Ilha da Culatra
Paul and Caroline Frew
Thu 1 Sep 2011 17:24
We are anchored in the lagoon between Faro and the island called Ilha da
Culatra. It is a fascinating place in many ways.
The entrance is through a narrow gap in the long sandy beaches which enclose
the lagoon and with our deep draft it was critical to keep in line with the
leading lights which guide yachts through breakwater. We entered during the
flood tide because of the very fast currents that race though the gap and as
we approached the entrance, white water was being whipped up in front of us
as gallons of water poured into the lagoon sweeping us with it. Our boat
speed was only 5 knots but we were being carried along at over 11 knots in
the racing current current and it felt like a roller coaster ride - but in a
35 ton yacht! Once inside the lagoon the current subsided a little and we
navigated our way to an area on the chart which showed 3.2 metres minimum
depth at low water. We need 3 metres to stay afloat so only just enough. We
dropped the anchor and launched the rib so that Jamie and Tom could motor
the two miles across the lagoon to collect Mat from Olhao, where we had
arranged to meet him.
We had planned to set off early this morning on the 80 mile sail to Cadiz,
but when we woke at 6am the forecasted storm was still raging overhead and
it was pitch black and pouring with rain. After a cup of tea in the cockpit
watching the storm overhead we decided to delay our departure and went back
to bed. By mid morning the storm had passed and after a huge 'full english'
we went by rib into the little port on the island of Culatra. The island is
apparently populated by 40 families who make their living from the fish in
the lagoon which are replenished every day by the tide. The port is
protected by its own breakwater and is crammed full of little fishing boats
all tied to the floating pontoon. On the beach in the harbour local
fishermen stand in the hot sun mending piles of nets which are heaped up on
the foreshore. A short trip across the water in the rib shows why Culatra
has the reputation of being the shellfish capital of Portugal as the lagoon
is positively teeming with fish.
There are no cars on the island, just a couple of tractors which act as
lorry, digger and garbage collector for the inhabitants. Apart from the
absence of palm trees it could be the Caribbean. The island is one big
sandbank and the little single story houses are brightly coloured; their
occupants sitting on plastic chairs on white verandas which line the sandy
pavements. We followed the only street though the town where a series of
wooden boardwalks lead across the marshes to the Atlantic.

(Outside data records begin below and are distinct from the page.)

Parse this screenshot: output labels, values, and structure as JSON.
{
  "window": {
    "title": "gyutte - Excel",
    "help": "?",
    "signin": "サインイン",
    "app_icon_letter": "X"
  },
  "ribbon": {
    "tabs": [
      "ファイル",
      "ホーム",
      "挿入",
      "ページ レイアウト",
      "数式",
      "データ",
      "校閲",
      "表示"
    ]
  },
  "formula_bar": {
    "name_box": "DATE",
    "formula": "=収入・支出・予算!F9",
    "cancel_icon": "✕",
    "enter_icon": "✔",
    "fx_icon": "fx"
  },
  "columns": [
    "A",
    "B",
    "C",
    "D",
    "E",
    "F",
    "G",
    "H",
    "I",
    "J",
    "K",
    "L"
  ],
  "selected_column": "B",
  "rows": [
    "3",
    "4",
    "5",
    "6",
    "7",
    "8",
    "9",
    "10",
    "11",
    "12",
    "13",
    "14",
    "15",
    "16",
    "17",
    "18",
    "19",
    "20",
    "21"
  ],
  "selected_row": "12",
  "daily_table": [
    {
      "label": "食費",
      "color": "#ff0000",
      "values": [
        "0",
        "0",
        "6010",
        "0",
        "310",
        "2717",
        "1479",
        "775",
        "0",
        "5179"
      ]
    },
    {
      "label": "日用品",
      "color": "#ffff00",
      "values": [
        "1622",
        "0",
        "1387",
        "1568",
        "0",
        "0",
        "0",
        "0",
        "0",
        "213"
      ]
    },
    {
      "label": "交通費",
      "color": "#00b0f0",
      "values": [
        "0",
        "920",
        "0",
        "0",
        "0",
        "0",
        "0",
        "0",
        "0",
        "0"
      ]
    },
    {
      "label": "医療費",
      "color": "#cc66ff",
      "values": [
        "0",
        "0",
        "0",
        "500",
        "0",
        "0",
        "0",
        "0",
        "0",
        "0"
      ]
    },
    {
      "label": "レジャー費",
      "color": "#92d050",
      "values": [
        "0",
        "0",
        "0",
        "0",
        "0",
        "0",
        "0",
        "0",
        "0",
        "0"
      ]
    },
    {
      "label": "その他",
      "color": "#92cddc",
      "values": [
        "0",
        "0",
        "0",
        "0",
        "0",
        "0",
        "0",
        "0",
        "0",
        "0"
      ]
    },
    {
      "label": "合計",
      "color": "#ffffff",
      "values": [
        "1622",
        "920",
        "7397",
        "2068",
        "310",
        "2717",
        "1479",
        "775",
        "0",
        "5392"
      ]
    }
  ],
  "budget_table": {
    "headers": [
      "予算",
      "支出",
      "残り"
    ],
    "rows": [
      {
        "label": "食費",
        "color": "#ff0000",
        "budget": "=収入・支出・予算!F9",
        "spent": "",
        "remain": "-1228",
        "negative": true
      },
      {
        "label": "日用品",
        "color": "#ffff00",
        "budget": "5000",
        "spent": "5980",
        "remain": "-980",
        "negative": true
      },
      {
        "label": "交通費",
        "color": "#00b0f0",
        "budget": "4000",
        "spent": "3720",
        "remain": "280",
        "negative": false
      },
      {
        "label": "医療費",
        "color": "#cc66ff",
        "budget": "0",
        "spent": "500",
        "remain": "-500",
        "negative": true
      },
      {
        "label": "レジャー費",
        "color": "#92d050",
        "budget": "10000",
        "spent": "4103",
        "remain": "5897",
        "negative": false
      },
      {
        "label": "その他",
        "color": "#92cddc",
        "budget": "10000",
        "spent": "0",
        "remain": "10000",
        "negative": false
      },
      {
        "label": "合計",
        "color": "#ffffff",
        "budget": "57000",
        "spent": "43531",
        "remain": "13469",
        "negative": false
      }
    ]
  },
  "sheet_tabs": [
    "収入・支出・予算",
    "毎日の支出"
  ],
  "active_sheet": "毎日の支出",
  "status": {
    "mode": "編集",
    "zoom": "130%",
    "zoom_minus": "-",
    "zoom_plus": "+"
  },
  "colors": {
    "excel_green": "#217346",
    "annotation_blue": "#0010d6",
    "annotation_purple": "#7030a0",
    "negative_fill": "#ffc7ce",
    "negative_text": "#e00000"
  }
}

The soft white
sand stretches for miles with barely a person in sight, and yet we are
barely two miles from beaches of Faro where holiday makers can hardly find
space to stretch out.
We have decided to set sail for Cadiz this evening, leaving at 8 on the ebb
tide which will speed our way out of the lagoon and we hope to arrive in
Puerto Sherry shortly after dawn tomorrow.